If someone is added to core immediately before Summit, ensure that they receive an invitation to the Core Contributor Party.
The PTL is generally responsible for tagging releases in consultation with the release management team. There are generally three development milestones during a cycle that get tagged, followed by release candidates and a final release. The process for tagging a release involves submitting a review to the releases repo.
The procedure for stable releases is the same as for milestones.
At milestone 1 of the development cycle, we should cut a release for the stable branch of the previous major release. At all milestones we should consider whether we ought to cut a release from any of the supported stable branches, based on the number and nature of fixes that have gone in since the previous stable release.
Design Summit Organisation
The PTL is the only person with access to conduct the scheduling of the Design Summit sessions for Heat. It is recommended to use an Etherpad to collect feedback, and to start early because the timeframe is very tight between when submissions close and when the sessions need to be scheduled.
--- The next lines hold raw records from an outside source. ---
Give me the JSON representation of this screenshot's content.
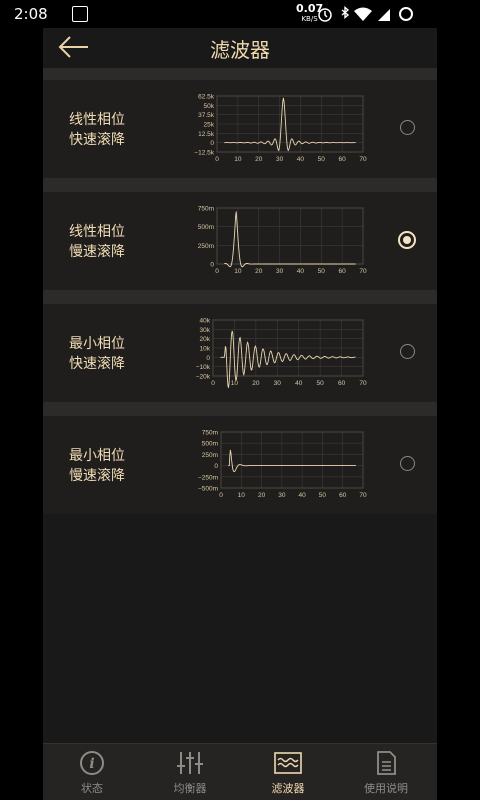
{
  "status_bar": {
    "time": "2:08",
    "net_speed": "0.07",
    "net_unit": "KB/S"
  },
  "header": {
    "title": "滤波器"
  },
  "filters": [
    {
      "line1": "线性相位",
      "line2": "快速滚降",
      "selected": false,
      "y_ticks": [
        "62.5k",
        "50k",
        "37.5k",
        "25k",
        "12.5k",
        "0",
        "−12.5k"
      ],
      "x_ticks": [
        "0",
        "10",
        "20",
        "30",
        "40",
        "50",
        "60",
        "70"
      ]
    },
    {
      "line1": "线性相位",
      "line2": "慢速滚降",
      "selected": true,
      "y_ticks": [
        "750m",
        "500m",
        "250m",
        "0"
      ],
      "x_ticks": [
        "0",
        "10",
        "20",
        "30",
        "40",
        "50",
        "60",
        "70"
      ]
    },
    {
      "line1": "最小相位",
      "line2": "快速滚降",
      "selected": false,
      "y_ticks": [
        "40k",
        "30k",
        "20k",
        "10k",
        "0",
        "−10k",
        "−20k"
      ],
      "x_ticks": [
        "0",
        "10",
        "20",
        "30",
        "40",
        "50",
        "60",
        "70"
      ]
    },
    {
      "line1": "最小相位",
      "line2": "慢速滚降",
      "selected": false,
      "y_ticks": [
        "750m",
        "500m",
        "250m",
        "0",
        "−250m",
        "−500m"
      ],
      "x_ticks": [
        "0",
        "10",
        "20",
        "30",
        "40",
        "50",
        "60",
        "70"
      ]
    }
  ],
  "tabs": [
    {
      "label": "状态",
      "icon": "info-icon",
      "active": false
    },
    {
      "label": "均衡器",
      "icon": "equalizer-icon",
      "active": false
    },
    {
      "label": "滤波器",
      "icon": "filter-icon",
      "active": true
    },
    {
      "label": "使用说明",
      "icon": "document-icon",
      "active": false
    }
  ],
  "colors": {
    "accent": "#f0d9ad",
    "card_bg": "#201e1d",
    "screen_bg": "#1a1919"
  }
}
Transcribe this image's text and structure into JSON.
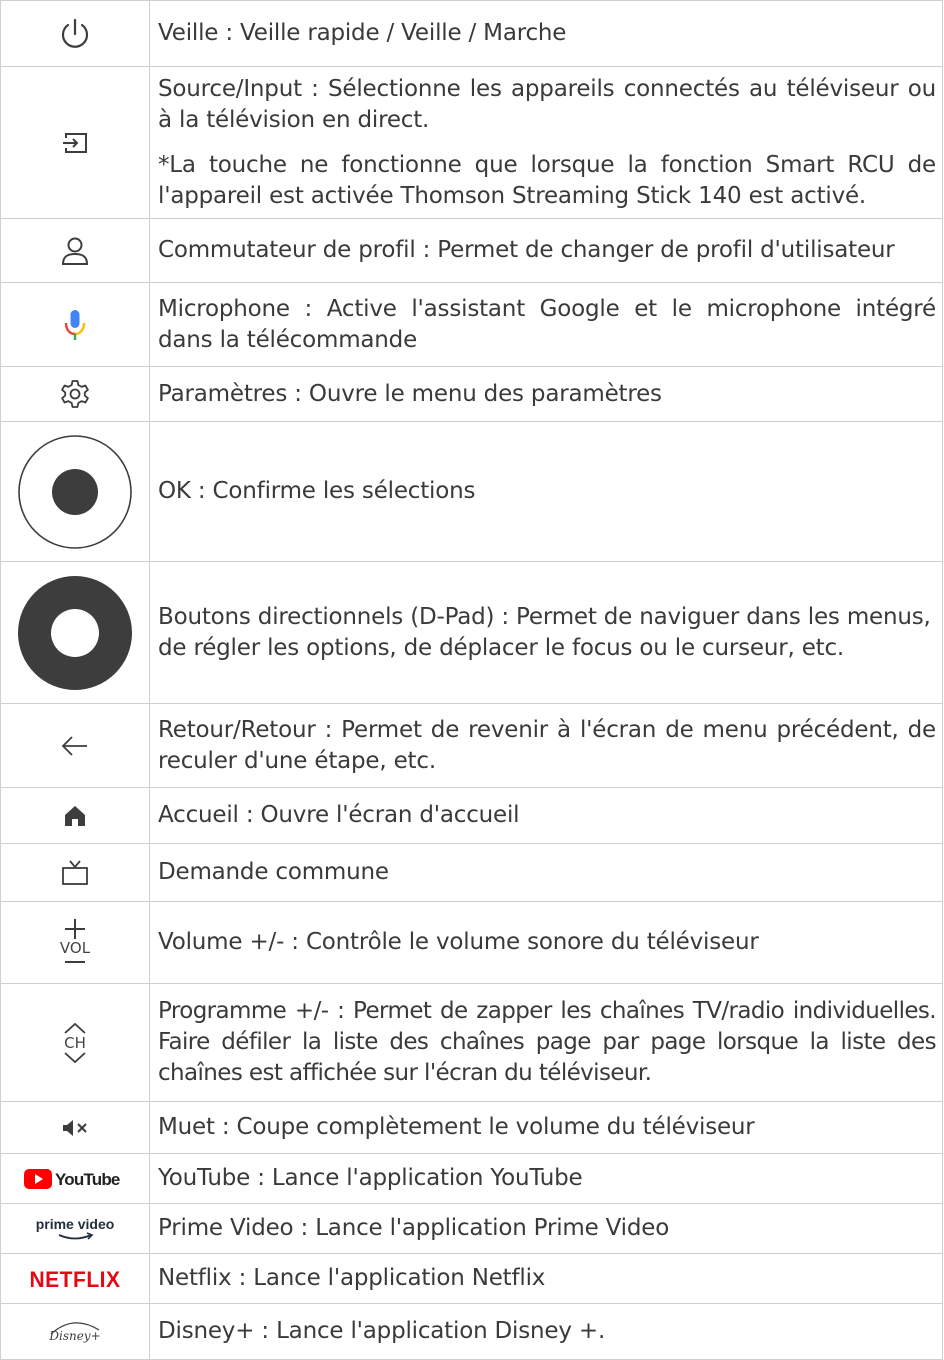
{
  "rows": [
    {
      "icon": "power-icon",
      "text": "Veille : Veille rapide / Veille / Marche"
    },
    {
      "icon": "source-input-icon",
      "text": "Source/Input : Sélectionne les appareils connectés au téléviseur ou à la télévision en direct.",
      "note": "*La touche ne fonctionne que lorsque la fonction Smart RCU de l'appareil est activée Thomson Streaming Stick 140 est activé."
    },
    {
      "icon": "profile-icon",
      "text": "Commutateur de profil : Permet de changer de profil d'utilisateur"
    },
    {
      "icon": "microphone-icon",
      "text": "Microphone : Active l'assistant Google et le microphone intégré dans la télécommande"
    },
    {
      "icon": "settings-gear-icon",
      "text": "Paramètres : Ouvre le menu des paramètres"
    },
    {
      "icon": "ok-button-icon",
      "text": "OK : Confirme les sélections"
    },
    {
      "icon": "dpad-icon",
      "text": "Boutons directionnels (D-Pad) : Permet de naviguer dans les menus, de régler les options, de déplacer le focus ou le curseur, etc."
    },
    {
      "icon": "back-arrow-icon",
      "text": "Retour/Retour : Permet de revenir à l'écran de menu précédent, de reculer d'une étape, etc."
    },
    {
      "icon": "home-icon",
      "text": "Accueil : Ouvre l'écran d'accueil"
    },
    {
      "icon": "live-tv-icon",
      "text": "Demande commune"
    },
    {
      "icon": "volume-icon",
      "label": "VOL",
      "text": "Volume +/- : Contrôle le volume sonore du téléviseur"
    },
    {
      "icon": "channel-icon",
      "label": "CH",
      "text": "Programme +/- : Permet de zapper les chaînes TV/radio individuelles. Faire défiler la liste des chaînes page par page lorsque la liste des chaînes est affichée sur l'écran du téléviseur."
    },
    {
      "icon": "mute-icon",
      "text": "Muet : Coupe complètement le volume du téléviseur"
    },
    {
      "icon": "youtube-logo",
      "label": "YouTube",
      "text": "YouTube : Lance l'application YouTube"
    },
    {
      "icon": "prime-video-logo",
      "label": "prime video",
      "text": "Prime Video : Lance l'application Prime Video"
    },
    {
      "icon": "netflix-logo",
      "label": "NETFLIX",
      "text": "Netflix : Lance l'application Netflix"
    },
    {
      "icon": "disney-plus-logo",
      "label": "Disney+",
      "text": "Disney+ : Lance l'application Disney +."
    }
  ],
  "colors": {
    "border": "#cfcfcf",
    "text": "#3a3a3a",
    "icon": "#3d3d3d",
    "youtube_red": "#ff0000",
    "netflix_red": "#e50914",
    "mic_blue": "#4285f4",
    "mic_red": "#ea4335",
    "mic_yellow": "#fbbc05",
    "mic_green": "#34a853"
  }
}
The Heat project has grown to the point where there is strong demand for a mid-cycle meetup. Experience in Juno has shown that after the Summit is too late to start organising a meetup, particularly in the summer when many people will have begun making holiday plans. The PTL should start canvassing for potential dates and locations prior to the Summit. Rackspace has offered to host, and Red Hat may well be open to doing so again. However, consider co-ordinating with other related projects, e.g. TripleO, to hold a combined meetup.